Just days after re-imposing the indoor mask mandate in Philadelphia, city officials confirmed Thursday night that they will end the requirement, citing improving numbers for COVID-19 hospitalizations and confirmed infections.

A city spokesperson said officials will release more details Friday morning.

“Due to decreasing hospitalizations and a leveling of case counts, the City will move to strongly recommending masks in indoor public spaces as opposed to a mask mandate.
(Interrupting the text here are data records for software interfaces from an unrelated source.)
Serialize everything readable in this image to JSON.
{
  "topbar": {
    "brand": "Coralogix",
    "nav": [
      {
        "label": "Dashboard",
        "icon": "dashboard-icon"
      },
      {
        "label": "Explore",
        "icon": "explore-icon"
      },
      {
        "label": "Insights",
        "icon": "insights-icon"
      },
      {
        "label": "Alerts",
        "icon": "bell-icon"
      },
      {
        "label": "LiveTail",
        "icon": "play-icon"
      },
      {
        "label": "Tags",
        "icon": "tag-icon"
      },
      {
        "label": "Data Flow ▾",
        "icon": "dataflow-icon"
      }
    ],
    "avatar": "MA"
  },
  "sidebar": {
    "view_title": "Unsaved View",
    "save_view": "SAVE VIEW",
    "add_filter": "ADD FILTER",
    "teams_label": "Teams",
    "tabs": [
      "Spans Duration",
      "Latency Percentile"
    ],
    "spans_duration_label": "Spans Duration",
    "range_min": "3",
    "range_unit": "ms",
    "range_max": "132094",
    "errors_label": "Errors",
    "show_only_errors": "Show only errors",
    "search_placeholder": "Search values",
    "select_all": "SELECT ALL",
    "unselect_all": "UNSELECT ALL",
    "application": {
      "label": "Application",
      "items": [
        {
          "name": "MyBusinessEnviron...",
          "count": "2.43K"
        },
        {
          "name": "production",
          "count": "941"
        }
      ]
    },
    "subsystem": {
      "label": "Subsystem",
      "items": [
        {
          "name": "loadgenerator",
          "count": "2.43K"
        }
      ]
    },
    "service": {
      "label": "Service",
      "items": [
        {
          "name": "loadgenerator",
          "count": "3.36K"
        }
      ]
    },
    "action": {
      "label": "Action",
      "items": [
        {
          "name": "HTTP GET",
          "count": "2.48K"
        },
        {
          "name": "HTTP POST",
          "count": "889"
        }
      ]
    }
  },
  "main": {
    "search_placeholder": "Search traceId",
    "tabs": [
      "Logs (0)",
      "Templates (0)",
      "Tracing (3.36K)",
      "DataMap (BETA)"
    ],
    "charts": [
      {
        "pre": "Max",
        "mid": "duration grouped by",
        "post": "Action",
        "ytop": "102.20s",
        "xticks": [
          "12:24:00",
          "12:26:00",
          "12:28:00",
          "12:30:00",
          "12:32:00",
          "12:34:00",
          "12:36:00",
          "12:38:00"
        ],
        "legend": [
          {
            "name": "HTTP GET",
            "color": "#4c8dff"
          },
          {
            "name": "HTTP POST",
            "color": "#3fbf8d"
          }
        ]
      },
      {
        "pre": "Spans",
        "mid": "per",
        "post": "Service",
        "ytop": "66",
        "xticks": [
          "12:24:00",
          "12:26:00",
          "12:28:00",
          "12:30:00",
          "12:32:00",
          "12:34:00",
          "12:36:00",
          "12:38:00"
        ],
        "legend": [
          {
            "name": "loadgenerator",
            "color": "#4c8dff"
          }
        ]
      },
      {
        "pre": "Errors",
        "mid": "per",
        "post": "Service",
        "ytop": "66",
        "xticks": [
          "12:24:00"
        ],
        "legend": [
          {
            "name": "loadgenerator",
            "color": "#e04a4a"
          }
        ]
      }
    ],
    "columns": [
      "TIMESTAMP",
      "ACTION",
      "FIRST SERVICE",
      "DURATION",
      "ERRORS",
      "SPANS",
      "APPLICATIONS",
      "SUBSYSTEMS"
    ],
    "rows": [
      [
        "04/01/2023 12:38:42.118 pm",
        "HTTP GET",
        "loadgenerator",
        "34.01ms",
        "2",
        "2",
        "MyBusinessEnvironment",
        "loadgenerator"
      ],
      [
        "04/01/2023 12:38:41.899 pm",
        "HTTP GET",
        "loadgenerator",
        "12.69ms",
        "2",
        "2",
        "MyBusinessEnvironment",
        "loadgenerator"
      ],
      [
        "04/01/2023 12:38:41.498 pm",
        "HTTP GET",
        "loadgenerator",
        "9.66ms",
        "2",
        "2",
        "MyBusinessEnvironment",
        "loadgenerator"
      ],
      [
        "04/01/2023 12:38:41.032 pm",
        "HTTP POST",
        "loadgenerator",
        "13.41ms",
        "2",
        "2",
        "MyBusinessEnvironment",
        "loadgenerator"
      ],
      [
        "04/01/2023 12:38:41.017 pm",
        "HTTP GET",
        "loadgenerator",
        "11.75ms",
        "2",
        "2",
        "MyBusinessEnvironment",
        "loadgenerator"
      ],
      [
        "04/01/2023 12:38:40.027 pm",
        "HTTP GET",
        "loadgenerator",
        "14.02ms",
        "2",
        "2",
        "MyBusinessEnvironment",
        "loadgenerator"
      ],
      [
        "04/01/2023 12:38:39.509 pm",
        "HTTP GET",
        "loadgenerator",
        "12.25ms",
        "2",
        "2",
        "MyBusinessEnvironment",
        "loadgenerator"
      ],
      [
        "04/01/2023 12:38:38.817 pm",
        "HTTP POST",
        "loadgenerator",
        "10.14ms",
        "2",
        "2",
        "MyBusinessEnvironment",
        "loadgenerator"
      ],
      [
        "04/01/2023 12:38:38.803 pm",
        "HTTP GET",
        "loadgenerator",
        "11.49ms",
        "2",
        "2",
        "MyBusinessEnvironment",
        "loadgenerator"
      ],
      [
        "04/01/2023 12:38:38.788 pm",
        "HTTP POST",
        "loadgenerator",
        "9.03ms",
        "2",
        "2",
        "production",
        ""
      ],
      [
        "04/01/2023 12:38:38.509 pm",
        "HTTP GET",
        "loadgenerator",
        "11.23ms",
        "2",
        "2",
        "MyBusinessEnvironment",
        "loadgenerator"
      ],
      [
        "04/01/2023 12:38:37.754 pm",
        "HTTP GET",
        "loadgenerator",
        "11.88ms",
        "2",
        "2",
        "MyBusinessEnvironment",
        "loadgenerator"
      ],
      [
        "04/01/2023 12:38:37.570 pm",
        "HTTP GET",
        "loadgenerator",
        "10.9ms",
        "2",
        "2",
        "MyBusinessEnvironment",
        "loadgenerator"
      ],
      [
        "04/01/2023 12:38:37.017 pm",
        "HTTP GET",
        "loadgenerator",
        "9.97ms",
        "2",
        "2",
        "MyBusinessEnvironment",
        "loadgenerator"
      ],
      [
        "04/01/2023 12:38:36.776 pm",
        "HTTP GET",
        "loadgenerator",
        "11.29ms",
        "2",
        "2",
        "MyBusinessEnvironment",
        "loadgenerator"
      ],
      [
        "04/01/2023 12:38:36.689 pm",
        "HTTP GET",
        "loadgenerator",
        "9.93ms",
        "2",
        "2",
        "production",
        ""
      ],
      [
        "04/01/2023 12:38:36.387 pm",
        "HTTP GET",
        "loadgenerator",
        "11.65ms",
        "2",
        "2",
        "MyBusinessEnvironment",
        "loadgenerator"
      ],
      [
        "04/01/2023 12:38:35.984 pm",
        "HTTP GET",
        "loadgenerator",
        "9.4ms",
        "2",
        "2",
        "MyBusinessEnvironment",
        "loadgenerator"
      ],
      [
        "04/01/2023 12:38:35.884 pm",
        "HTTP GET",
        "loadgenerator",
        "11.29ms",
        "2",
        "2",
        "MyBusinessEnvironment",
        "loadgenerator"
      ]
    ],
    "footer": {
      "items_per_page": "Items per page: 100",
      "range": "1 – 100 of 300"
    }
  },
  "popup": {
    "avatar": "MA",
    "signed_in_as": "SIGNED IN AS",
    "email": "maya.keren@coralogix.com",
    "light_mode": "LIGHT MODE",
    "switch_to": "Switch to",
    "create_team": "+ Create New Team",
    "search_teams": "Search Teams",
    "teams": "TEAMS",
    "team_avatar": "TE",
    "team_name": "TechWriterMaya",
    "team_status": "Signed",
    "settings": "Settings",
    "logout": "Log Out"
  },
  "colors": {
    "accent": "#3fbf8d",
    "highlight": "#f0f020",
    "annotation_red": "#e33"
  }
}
Given the latest data, the Board of Health voted tonight to rescind the mandate,” Kevin Lessard, spokesperson for Mayor Jim Kenney, said in an email Thursday night.

» READ MORE: Philly lifts mask mandate, hours after Mayor Jim Kenney defended it

Earlier on Thursday, Kenney defended the controversial mandate that has made his city an outlier in the national COVID-19 response.

”I have committed through this whole dilemma, this whole pandemic, to follow the guidance of health professionals,” Kenney said Thursday in a video interview with the Washington Post, indicating, “and that’s what we’re doing here.”

Kenney expressed hope that slightly declining hospitalization rates could be a sign the requirement is already showing positive results.

The number of people with COVID in city hospitals dropped to 65 Thursday, the lowest figure reported in a week.

The recent peak of 82 was reached Sunday, the day before the mask mandate took effect.

The return of the Philadelphia mandate on Monday collided with a federal judge’s ruling that lifted the federal mask requirement on flights and mass transportation.

The conflicting rules led to confusion and frustration exacerbated when SEPTA said they would follow the judge’s order and end masking on trains, trolleys, and buses, as well as in stations and concourses. Philadelphia International Airport said masks would be required in terminals because of the city restriction, although coverings could be removed on planes, because airlines lifted their requirements.

On Wednesday, a group of Philadelphia business owners and residents filed a motion seeking an emergency injunction with Pennsylvania Commonwealth Court to immediately suspend the mandate, arguing that the restriction was causing them “irreparable harm.”

The federal government also filed a notice of appeal Wednesday for the ruling on masking on transportation.